◆ Dataset rows for apps and sites

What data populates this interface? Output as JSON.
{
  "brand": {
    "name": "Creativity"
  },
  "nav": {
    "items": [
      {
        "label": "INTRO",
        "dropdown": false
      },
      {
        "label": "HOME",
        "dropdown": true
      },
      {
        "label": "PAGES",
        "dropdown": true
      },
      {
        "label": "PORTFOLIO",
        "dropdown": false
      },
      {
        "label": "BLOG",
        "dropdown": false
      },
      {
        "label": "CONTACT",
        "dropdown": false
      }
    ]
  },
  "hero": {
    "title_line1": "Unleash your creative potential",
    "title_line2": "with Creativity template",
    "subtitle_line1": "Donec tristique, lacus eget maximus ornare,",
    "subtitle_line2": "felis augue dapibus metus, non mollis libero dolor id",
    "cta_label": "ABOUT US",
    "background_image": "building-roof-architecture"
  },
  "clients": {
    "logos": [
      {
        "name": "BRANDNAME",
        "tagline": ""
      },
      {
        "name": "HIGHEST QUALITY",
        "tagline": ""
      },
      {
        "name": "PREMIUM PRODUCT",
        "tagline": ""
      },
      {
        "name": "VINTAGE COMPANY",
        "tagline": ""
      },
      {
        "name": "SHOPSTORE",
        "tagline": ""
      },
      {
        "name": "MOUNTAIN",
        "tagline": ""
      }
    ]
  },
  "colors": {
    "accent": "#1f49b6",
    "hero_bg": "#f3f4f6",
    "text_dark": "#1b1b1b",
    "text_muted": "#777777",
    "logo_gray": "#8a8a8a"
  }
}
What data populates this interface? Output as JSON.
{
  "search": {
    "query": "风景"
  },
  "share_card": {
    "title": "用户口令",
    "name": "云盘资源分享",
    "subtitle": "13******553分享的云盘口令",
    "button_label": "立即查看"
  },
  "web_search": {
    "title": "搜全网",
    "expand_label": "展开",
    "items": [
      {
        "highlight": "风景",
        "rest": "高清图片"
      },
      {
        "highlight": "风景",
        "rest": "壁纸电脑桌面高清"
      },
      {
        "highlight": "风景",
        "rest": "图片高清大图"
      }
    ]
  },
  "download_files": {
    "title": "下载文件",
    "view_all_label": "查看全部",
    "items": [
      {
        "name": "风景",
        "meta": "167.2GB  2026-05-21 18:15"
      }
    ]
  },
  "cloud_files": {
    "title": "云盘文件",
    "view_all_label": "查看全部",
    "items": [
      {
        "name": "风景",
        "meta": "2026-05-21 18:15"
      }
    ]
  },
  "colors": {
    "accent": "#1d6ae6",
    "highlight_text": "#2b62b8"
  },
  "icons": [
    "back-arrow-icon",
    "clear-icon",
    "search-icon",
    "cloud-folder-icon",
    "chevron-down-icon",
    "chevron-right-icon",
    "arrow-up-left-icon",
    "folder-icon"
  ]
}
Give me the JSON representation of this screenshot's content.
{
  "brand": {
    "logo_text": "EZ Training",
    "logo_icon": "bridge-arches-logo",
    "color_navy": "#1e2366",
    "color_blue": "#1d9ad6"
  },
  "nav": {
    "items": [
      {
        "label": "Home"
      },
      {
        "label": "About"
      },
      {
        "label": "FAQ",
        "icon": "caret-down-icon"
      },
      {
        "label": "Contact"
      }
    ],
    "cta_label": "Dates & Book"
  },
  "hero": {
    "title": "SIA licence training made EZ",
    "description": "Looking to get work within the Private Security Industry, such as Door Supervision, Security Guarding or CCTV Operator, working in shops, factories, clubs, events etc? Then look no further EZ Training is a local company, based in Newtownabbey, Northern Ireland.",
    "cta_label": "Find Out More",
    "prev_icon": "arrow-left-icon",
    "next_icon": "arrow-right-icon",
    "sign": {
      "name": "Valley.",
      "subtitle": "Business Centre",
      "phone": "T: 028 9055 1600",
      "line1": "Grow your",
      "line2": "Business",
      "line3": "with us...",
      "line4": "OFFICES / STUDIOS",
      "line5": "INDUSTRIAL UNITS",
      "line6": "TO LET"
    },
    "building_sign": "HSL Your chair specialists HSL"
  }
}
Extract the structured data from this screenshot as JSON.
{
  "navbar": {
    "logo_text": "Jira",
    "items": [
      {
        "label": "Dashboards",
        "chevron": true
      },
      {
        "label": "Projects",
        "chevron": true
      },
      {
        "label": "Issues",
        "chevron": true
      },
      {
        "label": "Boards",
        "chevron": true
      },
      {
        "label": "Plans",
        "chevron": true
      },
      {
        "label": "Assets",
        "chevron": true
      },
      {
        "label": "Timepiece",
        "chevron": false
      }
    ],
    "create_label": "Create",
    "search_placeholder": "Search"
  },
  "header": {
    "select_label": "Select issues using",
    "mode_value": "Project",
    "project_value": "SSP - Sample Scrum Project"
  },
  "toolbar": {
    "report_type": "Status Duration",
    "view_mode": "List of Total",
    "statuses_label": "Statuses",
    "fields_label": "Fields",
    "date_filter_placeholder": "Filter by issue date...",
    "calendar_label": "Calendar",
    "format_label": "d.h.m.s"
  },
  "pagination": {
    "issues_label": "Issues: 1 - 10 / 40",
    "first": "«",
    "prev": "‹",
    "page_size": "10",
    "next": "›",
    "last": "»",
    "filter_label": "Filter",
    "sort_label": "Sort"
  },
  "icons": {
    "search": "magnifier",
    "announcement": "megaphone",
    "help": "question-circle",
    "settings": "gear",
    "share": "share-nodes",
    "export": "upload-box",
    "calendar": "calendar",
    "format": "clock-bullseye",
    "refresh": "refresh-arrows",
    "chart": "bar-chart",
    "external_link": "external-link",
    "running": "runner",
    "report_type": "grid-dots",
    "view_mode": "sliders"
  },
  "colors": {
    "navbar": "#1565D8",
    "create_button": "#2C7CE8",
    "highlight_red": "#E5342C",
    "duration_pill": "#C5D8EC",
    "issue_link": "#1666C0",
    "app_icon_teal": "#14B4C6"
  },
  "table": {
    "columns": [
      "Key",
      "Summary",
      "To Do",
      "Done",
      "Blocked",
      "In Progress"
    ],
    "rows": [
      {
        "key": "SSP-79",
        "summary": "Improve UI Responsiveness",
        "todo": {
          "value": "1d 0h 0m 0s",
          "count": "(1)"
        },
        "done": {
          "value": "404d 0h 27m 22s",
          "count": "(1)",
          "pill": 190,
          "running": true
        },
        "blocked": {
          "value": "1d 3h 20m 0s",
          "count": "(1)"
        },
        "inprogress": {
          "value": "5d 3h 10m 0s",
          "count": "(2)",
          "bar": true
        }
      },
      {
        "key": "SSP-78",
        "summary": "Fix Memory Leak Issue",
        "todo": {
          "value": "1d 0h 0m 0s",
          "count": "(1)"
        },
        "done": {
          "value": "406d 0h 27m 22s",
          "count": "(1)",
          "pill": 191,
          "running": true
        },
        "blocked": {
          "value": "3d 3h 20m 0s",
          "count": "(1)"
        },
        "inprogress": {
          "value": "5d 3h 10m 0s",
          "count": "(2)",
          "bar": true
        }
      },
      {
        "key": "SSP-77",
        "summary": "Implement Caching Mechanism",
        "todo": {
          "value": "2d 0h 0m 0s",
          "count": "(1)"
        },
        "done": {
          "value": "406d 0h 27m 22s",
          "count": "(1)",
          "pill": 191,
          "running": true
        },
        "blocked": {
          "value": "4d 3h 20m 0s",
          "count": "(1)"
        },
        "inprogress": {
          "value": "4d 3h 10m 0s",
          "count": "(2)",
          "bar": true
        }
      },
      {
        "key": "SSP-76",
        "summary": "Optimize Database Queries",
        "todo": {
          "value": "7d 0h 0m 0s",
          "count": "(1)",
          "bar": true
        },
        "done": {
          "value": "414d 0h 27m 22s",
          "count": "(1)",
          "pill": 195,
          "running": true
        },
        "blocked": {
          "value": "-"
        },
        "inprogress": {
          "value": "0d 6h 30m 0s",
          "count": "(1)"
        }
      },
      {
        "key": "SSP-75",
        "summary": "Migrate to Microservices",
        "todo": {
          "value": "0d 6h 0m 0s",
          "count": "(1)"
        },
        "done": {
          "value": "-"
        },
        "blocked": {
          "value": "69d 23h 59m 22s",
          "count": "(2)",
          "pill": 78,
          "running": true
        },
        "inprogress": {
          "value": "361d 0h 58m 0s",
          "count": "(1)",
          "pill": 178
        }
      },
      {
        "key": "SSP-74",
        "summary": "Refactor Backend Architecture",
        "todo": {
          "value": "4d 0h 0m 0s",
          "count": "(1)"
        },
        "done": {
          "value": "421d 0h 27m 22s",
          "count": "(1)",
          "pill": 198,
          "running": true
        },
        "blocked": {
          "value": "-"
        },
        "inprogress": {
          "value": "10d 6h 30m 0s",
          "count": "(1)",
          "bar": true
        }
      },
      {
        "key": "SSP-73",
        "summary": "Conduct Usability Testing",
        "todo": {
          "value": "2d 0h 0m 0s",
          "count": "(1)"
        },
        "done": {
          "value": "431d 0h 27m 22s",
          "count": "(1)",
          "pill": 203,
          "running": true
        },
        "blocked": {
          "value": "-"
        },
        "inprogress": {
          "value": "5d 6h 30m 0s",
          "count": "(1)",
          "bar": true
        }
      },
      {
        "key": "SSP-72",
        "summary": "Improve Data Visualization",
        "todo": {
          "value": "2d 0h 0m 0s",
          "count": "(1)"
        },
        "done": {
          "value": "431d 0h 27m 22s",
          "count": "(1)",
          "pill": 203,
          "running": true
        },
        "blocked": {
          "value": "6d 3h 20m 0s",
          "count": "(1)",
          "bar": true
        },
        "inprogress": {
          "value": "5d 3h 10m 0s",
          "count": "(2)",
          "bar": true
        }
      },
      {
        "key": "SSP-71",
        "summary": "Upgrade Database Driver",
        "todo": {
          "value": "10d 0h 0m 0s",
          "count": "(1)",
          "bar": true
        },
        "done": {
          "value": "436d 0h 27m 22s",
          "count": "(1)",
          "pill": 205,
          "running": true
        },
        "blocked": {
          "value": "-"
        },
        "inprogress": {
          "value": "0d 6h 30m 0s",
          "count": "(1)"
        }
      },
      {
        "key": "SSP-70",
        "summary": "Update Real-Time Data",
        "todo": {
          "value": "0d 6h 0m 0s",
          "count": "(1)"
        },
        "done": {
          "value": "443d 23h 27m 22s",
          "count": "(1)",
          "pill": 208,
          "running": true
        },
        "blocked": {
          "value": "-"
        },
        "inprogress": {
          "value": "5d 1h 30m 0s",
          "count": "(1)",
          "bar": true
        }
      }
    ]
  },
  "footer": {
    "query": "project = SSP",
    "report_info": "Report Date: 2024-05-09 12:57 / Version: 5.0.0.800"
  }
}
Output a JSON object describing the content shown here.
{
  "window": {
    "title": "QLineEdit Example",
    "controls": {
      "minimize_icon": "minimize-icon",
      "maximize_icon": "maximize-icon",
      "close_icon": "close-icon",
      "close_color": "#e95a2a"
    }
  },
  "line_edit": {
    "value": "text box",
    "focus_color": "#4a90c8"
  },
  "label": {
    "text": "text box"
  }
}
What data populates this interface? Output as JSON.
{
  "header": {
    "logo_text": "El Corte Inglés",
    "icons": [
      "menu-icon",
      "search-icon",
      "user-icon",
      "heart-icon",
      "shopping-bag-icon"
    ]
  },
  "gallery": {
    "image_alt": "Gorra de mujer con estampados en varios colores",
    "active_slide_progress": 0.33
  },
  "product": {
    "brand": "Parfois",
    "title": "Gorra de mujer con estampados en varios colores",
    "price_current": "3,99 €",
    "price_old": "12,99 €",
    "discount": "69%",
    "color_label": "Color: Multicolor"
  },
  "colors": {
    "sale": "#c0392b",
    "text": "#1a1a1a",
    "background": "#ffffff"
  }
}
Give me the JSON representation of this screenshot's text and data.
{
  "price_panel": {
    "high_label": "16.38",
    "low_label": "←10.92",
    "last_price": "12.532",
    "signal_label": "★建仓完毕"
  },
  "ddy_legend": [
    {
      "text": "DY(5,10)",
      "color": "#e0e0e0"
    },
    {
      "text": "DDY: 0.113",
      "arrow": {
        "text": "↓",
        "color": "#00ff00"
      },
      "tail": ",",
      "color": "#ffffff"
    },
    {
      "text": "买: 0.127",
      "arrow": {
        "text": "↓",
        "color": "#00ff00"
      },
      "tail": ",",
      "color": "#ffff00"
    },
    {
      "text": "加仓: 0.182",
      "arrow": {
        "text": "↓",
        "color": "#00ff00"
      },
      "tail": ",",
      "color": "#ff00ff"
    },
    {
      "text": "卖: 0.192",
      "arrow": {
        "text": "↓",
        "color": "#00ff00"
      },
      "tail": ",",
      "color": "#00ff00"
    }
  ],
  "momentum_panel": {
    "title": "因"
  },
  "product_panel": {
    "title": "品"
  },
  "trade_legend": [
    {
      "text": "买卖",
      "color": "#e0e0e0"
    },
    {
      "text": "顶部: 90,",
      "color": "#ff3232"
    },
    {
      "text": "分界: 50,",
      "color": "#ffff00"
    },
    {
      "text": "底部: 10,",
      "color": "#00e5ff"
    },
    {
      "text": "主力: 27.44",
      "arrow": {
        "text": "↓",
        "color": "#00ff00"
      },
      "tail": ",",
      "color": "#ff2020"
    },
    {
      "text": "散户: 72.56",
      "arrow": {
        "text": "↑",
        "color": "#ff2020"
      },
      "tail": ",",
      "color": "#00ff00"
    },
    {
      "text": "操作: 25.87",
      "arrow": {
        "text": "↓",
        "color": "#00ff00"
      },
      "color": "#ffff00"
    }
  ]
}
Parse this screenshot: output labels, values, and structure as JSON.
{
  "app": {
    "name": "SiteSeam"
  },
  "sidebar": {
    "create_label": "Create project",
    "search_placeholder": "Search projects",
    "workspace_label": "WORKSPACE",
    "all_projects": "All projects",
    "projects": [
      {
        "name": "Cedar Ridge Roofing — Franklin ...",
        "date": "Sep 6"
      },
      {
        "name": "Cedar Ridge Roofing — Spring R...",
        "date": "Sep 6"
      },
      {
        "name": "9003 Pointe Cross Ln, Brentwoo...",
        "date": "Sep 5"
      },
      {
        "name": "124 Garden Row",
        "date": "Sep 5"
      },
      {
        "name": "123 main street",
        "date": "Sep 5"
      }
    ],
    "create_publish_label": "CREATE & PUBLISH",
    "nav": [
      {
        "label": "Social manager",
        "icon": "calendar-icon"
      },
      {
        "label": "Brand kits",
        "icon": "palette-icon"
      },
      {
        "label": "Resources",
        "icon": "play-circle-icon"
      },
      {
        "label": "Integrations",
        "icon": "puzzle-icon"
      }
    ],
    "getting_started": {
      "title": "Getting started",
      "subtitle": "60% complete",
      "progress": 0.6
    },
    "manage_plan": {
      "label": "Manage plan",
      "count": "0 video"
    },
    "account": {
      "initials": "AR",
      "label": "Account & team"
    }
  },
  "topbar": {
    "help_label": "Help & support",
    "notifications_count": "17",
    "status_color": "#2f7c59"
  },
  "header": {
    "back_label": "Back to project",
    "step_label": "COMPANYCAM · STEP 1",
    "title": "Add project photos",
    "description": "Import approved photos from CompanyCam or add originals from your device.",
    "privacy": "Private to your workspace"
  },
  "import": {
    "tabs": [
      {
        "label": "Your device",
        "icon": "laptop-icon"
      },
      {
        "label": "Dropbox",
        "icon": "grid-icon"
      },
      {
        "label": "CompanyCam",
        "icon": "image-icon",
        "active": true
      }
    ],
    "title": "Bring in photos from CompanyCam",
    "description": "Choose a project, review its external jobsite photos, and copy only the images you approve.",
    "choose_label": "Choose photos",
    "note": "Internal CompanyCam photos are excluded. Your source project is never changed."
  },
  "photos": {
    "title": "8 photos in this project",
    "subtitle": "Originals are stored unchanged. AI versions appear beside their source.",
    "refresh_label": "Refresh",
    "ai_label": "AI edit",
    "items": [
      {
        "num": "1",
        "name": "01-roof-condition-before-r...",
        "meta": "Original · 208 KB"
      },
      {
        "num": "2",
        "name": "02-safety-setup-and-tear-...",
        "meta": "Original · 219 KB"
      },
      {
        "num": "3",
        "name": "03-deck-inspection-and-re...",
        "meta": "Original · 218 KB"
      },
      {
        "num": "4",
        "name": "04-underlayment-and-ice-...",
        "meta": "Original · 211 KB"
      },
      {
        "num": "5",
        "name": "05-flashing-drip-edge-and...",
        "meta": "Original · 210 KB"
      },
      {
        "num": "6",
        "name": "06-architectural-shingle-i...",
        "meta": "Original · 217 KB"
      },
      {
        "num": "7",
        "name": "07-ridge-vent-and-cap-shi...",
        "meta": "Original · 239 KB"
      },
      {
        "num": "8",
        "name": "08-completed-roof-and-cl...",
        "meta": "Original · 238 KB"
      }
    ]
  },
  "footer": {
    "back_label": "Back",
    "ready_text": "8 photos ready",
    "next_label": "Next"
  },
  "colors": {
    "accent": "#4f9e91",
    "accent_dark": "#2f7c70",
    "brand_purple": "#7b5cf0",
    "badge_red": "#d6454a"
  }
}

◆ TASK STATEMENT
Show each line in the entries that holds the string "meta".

◆ RESPONSE AREA
        "meta": "167.2GB  2026-05-21 18:15"
        "meta": "2026-05-21 18:15"
        "meta": "Original · 208 KB"
        "meta": "Original · 219 KB"
        "meta": "Original · 218 KB"
        "meta": "Original · 211 KB"
        "meta": "Original · 210 KB"
        "meta": "Original · 217 KB"
        "meta": "Original · 239 KB"
        "meta": "Original · 238 KB"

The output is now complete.